Exercise aim:
Look through the records and copy each line with the string "screenshot" in it.

Records from a data source:
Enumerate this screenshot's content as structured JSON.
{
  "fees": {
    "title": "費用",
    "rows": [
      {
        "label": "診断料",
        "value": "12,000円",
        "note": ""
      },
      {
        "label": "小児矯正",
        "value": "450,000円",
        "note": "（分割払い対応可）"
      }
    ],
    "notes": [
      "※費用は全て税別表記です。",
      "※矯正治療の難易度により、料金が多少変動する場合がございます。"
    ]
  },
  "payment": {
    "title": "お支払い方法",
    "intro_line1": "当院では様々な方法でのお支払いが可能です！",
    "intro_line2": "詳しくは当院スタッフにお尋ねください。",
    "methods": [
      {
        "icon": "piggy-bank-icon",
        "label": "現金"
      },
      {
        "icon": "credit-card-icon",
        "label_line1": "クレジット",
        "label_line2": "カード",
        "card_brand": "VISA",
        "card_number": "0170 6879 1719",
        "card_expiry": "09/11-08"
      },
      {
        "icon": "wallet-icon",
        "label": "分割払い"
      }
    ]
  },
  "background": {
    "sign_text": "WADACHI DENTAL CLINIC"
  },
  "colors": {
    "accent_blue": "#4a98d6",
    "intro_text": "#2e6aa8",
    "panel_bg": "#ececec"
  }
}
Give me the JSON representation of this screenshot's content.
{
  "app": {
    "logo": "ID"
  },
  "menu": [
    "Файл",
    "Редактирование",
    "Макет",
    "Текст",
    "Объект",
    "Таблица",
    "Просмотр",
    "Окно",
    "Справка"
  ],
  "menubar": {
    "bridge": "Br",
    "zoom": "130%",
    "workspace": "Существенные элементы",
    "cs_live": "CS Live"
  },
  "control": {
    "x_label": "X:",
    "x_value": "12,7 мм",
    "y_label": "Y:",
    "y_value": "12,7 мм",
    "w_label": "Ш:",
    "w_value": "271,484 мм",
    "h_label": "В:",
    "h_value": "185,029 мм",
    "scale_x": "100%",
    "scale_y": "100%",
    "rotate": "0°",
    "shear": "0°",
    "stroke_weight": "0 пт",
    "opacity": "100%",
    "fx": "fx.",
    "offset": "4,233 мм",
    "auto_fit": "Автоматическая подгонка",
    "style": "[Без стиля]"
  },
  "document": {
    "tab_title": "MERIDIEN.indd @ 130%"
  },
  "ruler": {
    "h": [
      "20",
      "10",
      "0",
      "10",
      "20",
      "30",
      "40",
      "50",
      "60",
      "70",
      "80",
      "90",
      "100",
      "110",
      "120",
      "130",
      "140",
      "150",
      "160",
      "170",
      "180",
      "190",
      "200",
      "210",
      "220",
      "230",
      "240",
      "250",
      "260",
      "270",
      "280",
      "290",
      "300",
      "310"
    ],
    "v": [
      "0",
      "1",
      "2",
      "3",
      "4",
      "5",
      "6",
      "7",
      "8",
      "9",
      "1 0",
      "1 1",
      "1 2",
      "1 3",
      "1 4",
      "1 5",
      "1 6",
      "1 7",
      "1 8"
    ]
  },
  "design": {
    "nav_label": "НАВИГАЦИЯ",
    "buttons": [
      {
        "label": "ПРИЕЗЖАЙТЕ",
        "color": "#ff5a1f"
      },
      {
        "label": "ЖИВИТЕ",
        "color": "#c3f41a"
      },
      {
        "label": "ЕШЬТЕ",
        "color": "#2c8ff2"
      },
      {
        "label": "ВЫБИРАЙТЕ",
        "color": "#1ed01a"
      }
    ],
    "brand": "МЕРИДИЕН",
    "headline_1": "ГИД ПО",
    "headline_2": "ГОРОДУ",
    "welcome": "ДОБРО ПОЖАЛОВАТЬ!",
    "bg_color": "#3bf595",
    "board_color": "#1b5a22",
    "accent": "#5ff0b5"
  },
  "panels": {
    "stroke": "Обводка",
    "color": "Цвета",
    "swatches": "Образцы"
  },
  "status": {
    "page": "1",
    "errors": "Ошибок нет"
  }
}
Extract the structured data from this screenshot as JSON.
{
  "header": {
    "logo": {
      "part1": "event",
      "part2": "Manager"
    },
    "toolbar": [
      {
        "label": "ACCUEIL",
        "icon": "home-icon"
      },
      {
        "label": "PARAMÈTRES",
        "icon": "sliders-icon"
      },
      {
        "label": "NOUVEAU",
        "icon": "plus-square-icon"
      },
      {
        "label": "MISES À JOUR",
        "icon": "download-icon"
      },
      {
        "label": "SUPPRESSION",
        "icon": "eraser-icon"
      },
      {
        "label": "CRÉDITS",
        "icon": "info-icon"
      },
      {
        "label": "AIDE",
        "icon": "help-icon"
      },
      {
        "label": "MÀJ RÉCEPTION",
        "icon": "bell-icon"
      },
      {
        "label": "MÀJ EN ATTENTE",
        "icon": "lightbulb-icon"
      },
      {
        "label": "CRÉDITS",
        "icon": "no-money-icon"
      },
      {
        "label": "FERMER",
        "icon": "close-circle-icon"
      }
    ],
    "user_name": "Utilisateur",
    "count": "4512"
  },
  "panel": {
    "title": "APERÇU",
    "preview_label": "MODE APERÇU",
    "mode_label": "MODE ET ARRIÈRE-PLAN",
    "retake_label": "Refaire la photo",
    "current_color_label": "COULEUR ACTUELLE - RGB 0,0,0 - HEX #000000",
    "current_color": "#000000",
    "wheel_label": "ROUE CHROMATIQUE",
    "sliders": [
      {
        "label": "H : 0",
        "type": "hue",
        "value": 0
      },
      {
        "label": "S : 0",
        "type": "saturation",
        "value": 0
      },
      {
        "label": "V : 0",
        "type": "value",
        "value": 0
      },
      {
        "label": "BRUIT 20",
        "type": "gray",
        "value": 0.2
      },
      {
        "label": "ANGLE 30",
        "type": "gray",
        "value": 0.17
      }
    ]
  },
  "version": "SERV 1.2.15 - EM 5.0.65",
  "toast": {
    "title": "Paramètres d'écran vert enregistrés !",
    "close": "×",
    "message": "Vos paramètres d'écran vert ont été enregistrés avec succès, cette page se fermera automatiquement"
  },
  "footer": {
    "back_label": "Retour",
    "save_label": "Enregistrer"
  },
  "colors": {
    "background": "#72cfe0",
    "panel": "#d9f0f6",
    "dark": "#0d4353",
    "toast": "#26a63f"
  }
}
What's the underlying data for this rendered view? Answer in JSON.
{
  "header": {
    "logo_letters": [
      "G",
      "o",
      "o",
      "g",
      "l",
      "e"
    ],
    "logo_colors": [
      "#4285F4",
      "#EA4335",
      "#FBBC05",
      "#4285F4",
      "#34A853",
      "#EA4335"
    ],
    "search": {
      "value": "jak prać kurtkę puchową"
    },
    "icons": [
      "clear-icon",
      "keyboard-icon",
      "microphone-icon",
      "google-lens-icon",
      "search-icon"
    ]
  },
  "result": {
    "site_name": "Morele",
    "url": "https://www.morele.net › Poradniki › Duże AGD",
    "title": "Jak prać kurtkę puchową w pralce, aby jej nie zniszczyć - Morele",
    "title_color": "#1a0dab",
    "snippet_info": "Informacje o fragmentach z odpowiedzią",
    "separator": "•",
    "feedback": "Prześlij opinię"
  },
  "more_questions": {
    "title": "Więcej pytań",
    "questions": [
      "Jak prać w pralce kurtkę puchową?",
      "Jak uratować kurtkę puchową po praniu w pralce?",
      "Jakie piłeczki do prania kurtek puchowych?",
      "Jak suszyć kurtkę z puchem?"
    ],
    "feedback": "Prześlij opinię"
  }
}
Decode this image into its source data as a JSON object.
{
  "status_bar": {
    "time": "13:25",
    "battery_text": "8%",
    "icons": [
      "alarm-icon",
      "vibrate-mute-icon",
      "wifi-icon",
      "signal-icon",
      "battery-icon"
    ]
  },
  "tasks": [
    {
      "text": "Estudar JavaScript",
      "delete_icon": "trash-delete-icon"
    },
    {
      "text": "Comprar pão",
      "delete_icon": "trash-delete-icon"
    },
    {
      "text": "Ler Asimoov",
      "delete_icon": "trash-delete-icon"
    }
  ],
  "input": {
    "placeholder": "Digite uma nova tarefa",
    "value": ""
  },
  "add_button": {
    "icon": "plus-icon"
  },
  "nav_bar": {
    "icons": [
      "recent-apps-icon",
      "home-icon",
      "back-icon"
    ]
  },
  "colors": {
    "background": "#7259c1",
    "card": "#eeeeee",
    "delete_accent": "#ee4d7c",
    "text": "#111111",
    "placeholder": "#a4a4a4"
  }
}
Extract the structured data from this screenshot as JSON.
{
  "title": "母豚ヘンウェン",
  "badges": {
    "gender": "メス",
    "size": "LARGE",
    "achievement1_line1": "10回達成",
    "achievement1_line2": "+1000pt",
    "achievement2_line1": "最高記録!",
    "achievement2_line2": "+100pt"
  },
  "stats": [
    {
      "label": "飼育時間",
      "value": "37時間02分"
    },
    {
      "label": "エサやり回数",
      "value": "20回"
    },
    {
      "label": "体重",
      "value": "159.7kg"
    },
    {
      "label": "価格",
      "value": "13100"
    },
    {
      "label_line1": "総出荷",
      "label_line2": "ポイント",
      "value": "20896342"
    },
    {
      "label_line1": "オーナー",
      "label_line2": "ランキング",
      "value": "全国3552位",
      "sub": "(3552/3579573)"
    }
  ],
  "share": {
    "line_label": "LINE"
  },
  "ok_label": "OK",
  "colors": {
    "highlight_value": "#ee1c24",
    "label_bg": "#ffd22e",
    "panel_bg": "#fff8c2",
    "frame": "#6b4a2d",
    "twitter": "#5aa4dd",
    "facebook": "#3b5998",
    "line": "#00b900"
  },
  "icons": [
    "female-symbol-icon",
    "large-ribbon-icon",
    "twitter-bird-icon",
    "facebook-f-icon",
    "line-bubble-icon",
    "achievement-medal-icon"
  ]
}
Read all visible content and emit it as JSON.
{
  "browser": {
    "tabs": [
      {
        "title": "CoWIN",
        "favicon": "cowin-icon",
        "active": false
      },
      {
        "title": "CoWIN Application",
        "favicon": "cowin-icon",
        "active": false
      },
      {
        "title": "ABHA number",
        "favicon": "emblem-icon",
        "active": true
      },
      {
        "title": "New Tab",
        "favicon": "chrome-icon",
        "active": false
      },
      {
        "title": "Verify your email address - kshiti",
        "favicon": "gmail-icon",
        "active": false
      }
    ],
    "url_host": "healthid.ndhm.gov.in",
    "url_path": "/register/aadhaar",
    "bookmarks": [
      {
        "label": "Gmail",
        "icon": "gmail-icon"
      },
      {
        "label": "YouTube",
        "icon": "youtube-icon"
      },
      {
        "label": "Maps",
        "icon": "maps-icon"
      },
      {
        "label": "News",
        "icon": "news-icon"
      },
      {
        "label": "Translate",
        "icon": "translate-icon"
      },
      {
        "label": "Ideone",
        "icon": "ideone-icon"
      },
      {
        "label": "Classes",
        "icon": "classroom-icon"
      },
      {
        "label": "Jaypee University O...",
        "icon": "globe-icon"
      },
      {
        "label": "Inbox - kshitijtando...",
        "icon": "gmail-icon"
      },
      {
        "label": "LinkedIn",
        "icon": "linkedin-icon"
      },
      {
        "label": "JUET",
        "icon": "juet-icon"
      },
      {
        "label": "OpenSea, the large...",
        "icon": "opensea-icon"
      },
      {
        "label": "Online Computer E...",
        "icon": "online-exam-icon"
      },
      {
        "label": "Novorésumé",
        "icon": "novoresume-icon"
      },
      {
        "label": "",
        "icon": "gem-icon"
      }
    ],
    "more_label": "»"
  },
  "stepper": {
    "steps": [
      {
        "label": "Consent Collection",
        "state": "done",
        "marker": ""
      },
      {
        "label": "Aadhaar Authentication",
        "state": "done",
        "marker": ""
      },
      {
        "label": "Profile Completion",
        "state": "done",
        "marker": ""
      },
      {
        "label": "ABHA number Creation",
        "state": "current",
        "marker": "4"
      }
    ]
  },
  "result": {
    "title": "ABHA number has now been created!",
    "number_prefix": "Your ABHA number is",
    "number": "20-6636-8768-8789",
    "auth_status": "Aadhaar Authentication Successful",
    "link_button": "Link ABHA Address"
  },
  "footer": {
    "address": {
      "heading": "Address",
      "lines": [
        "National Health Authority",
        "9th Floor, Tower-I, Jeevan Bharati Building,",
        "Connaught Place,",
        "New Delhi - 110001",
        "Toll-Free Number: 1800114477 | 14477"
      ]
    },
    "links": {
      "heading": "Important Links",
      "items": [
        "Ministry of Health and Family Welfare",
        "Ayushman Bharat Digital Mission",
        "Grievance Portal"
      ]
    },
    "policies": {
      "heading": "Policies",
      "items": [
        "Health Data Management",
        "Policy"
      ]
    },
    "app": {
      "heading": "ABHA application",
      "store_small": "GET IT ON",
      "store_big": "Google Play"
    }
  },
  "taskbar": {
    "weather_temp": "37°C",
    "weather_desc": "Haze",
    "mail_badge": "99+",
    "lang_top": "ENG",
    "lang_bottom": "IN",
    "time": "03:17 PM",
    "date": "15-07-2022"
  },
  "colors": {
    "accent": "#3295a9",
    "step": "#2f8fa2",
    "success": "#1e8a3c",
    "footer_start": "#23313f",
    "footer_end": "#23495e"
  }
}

Exercise response:
Enumerate this screenshot's content as structured JSON.
Give me the JSON representation of this screenshot's content.
Extract the structured data from this screenshot as JSON.
Extract the structured data from this screenshot as JSON.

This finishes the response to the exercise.